Entries from a dataset of interfaces -
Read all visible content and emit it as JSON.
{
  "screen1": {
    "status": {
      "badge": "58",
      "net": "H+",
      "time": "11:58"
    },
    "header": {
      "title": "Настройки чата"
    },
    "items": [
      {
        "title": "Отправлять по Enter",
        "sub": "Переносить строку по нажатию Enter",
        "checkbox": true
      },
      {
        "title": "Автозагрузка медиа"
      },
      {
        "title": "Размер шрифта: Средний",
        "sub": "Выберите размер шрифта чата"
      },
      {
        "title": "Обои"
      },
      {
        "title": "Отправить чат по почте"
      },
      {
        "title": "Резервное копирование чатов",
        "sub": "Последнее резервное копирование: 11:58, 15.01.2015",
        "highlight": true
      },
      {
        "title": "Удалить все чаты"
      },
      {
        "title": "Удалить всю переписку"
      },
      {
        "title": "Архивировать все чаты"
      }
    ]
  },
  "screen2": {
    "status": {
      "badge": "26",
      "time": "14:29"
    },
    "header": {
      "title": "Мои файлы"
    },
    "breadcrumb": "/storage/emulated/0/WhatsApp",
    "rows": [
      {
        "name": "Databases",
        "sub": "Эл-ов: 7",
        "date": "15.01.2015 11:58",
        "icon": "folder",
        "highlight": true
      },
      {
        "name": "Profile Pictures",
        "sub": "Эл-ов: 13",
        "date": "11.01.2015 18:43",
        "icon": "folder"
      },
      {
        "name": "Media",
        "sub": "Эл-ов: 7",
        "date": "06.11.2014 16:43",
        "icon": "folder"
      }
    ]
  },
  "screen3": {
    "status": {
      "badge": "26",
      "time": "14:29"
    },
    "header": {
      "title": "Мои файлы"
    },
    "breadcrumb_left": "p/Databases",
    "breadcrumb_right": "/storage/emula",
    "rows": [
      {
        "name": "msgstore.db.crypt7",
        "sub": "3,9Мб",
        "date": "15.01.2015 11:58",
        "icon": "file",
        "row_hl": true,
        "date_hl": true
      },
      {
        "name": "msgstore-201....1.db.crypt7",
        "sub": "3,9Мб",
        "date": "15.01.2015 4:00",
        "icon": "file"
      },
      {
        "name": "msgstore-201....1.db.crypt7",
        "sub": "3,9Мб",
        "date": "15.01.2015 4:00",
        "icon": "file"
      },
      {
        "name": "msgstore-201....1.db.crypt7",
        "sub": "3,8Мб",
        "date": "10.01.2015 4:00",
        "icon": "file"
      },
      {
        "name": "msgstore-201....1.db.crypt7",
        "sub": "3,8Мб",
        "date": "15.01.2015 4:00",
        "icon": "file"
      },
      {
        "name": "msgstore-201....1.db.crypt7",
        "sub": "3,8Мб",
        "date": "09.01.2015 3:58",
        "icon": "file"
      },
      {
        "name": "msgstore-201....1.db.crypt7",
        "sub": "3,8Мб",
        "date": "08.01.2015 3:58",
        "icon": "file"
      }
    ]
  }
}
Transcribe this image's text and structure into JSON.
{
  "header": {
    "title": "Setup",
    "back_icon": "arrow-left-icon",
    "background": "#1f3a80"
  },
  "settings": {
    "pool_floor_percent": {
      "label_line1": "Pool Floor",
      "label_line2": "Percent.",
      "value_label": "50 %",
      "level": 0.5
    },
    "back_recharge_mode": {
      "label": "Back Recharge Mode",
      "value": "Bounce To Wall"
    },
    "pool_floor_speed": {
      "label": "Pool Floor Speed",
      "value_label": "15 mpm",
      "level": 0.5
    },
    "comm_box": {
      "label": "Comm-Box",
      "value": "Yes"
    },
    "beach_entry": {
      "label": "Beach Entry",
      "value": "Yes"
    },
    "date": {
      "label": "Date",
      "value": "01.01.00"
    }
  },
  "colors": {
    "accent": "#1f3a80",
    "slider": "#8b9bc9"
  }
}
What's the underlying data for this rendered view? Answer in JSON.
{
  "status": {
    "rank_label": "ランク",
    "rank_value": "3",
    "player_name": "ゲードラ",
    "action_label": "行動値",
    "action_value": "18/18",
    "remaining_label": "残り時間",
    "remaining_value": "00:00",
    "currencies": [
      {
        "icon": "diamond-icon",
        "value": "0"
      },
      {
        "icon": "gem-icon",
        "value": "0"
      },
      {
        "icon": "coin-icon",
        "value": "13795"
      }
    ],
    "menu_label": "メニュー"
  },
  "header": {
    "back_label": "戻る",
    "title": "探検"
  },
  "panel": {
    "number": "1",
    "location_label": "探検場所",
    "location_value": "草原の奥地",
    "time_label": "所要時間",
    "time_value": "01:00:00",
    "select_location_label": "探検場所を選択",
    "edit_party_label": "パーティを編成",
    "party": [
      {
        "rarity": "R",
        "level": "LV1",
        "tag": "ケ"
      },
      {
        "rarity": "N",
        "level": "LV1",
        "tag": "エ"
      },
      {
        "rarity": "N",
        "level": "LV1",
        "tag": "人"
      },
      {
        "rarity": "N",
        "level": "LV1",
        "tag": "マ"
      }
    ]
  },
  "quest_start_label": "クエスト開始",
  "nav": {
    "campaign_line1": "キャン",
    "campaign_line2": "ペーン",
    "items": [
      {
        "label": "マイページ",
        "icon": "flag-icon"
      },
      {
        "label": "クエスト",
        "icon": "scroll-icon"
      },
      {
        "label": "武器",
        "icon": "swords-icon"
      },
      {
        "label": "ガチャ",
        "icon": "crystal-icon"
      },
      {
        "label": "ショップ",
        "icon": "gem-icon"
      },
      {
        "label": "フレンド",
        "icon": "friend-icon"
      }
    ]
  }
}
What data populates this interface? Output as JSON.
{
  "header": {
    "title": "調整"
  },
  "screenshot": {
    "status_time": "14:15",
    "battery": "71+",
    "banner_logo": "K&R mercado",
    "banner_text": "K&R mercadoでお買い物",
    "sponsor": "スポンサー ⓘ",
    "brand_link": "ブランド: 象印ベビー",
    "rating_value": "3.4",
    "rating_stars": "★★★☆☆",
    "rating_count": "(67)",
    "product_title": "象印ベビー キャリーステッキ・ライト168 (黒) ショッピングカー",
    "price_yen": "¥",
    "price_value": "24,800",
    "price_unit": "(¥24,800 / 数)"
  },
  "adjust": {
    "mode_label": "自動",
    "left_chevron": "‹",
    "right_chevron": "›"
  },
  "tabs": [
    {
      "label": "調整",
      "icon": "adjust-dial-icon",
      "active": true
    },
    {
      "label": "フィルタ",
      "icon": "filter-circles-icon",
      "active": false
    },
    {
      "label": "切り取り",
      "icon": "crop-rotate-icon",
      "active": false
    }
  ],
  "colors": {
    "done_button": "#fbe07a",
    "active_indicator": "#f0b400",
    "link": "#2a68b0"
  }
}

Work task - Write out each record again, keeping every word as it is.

Exercise answer -
Read all visible content and emit it as JSON.
{
  "screen1": {
    "status": {
      "badge": "58",
      "net": "H+",
      "time": "11:58"
    },
    "header": {
      "title": "Настройки чата"
    },
    "items": [
      {
        "title": "Отправлять по Enter",
        "sub": "Переносить строку по нажатию Enter",
        "checkbox": true
      },
      {
        "title": "Автозагрузка медиа"
      },
      {
        "title": "Размер шрифта: Средний",
        "sub": "Выберите размер шрифта чата"
      },
      {
        "title": "Обои"
      },
      {
        "title": "Отправить чат по почте"
      },
      {
        "title": "Резервное копирование чатов",
        "sub": "Последнее резервное копирование: 11:58, 15.01.2015",
        "highlight": true
      },
      {
        "title": "Удалить все чаты"
      },
      {
        "title": "Удалить всю переписку"
      },
      {
        "title": "Архивировать все чаты"
      }
    ]
  },
  "screen2": {
    "status": {
      "badge": "26",
      "time": "14:29"
    },
    "header": {
      "title": "Мои файлы"
    },
    "breadcrumb": "/storage/emulated/0/WhatsApp",
    "rows": [
      {
        "name": "Databases",
        "sub": "Эл-ов: 7",
        "date": "15.01.2015 11:58",
        "icon": "folder",
        "highlight": true
      },
      {
        "name": "Profile Pictures",
        "sub": "Эл-ов: 13",
        "date": "11.01.2015 18:43",
        "icon": "folder"
      },
      {
        "name": "Media",
        "sub": "Эл-ов: 7",
        "date": "06.11.2014 16:43",
        "icon": "folder"
      }
    ]
  },
  "screen3": {
    "status": {
      "badge": "26",
      "time": "14:29"
    },
    "header": {
      "title": "Мои файлы"
    },
    "breadcrumb_left": "p/Databases",
    "breadcrumb_right": "/storage/emula",
    "rows": [
      {
        "name": "msgstore.db.crypt7",
        "sub": "3,9Мб",
        "date": "15.01.2015 11:58",
        "icon": "file",
        "row_hl": true,
        "date_hl": true
      },
      {
        "name": "msgstore-201....1.db.crypt7",
        "sub": "3,9Мб",
        "date": "15.01.2015 4:00",
        "icon": "file"
      },
      {
        "name": "msgstore-201....1.db.crypt7",
        "sub": "3,9Мб",
        "date": "15.01.2015 4:00",
        "icon": "file"
      },
      {
        "name": "msgstore-201....1.db.crypt7",
        "sub": "3,8Мб",
        "date": "10.01.2015 4:00",
        "icon": "file"
      },
      {
        "name": "msgstore-201....1.db.crypt7",
        "sub": "3,8Мб",
        "date": "15.01.2015 4:00",
        "icon": "file"
      },
      {
        "name": "msgstore-201....1.db.crypt7",
        "sub": "3,8Мб",
        "date": "09.01.2015 3:58",
        "icon": "file"
      },
      {
        "name": "msgstore-201....1.db.crypt7",
        "sub": "3,8Мб",
        "date": "08.01.2015 3:58",
        "icon": "file"
      }
    ]
  }
}
Transcribe this image's text and structure into JSON.
{
  "header": {
    "title": "Setup",
    "back_icon": "arrow-left-icon",
    "background": "#1f3a80"
  },
  "settings": {
    "pool_floor_percent": {
      "label_line1": "Pool Floor",
      "label_line2": "Percent.",
      "value_label": "50 %",
      "level": 0.5
    },
    "back_recharge_mode": {
      "label": "Back Recharge Mode",
      "value": "Bounce To Wall"
    },
    "pool_floor_speed": {
      "label": "Pool Floor Speed",
      "value_label": "15 mpm",
      "level": 0.5
    },
    "comm_box": {
      "label": "Comm-Box",
      "value": "Yes"
    },
    "beach_entry": {
      "label": "Beach Entry",
      "value": "Yes"
    },
    "date": {
      "label": "Date",
      "value": "01.01.00"
    }
  },
  "colors": {
    "accent": "#1f3a80",
    "slider": "#8b9bc9"
  }
}
What's the underlying data for this rendered view? Answer in JSON.
{
  "status": {
    "rank_label": "ランク",
    "rank_value": "3",
    "player_name": "ゲードラ",
    "action_label": "行動値",
    "action_value": "18/18",
    "remaining_label": "残り時間",
    "remaining_value": "00:00",
    "currencies": [
      {
        "icon": "diamond-icon",
        "value": "0"
      },
      {
        "icon": "gem-icon",
        "value": "0"
      },
      {
        "icon": "coin-icon",
        "value": "13795"
      }
    ],
    "menu_label": "メニュー"
  },
  "header": {
    "back_label": "戻る",
    "title": "探検"
  },
  "panel": {
    "number": "1",
    "location_label": "探検場所",
    "location_value": "草原の奥地",
    "time_label": "所要時間",
    "time_value": "01:00:00",
    "select_location_label": "探検場所を選択",
    "edit_party_label": "パーティを編成",
    "party": [
      {
        "rarity": "R",
        "level": "LV1",
        "tag": "ケ"
      },
      {
        "rarity": "N",
        "level": "LV1",
        "tag": "エ"
      },
      {
        "rarity": "N",
        "level": "LV1",
        "tag": "人"
      },
      {
        "rarity": "N",
        "level": "LV1",
        "tag": "マ"
      }
    ]
  },
  "quest_start_label": "クエスト開始",
  "nav": {
    "campaign_line1": "キャン",
    "campaign_line2": "ペーン",
    "items": [
      {
        "label": "マイページ",
        "icon": "flag-icon"
      },
      {
        "label": "クエスト",
        "icon": "scroll-icon"
      },
      {
        "label": "武器",
        "icon": "swords-icon"
      },
      {
        "label": "ガチャ",
        "icon": "crystal-icon"
      },
      {
        "label": "ショップ",
        "icon": "gem-icon"
      },
      {
        "label": "フレンド",
        "icon": "friend-icon"
      }
    ]
  }
}
What data populates this interface? Output as JSON.
{
  "header": {
    "title": "調整"
  },
  "screenshot": {
    "status_time": "14:15",
    "battery": "71+",
    "banner_logo": "K&R mercado",
    "banner_text": "K&R mercadoでお買い物",
    "sponsor": "スポンサー ⓘ",
    "brand_link": "ブランド: 象印ベビー",
    "rating_value": "3.4",
    "rating_stars": "★★★☆☆",
    "rating_count": "(67)",
    "product_title": "象印ベビー キャリーステッキ・ライト168 (黒) ショッピングカー",
    "price_yen": "¥",
    "price_value": "24,800",
    "price_unit": "(¥24,800 / 数)"
  },
  "adjust": {
    "mode_label": "自動",
    "left_chevron": "‹",
    "right_chevron": "›"
  },
  "tabs": [
    {
      "label": "調整",
      "icon": "adjust-dial-icon",
      "active": true
    },
    {
      "label": "フィルタ",
      "icon": "filter-circles-icon",
      "active": false
    },
    {
      "label": "切り取り",
      "icon": "crop-rotate-icon",
      "active": false
    }
  ],
  "colors": {
    "done_button": "#fbe07a",
    "active_indicator": "#f0b400",
    "link": "#2a68b0"
  }
}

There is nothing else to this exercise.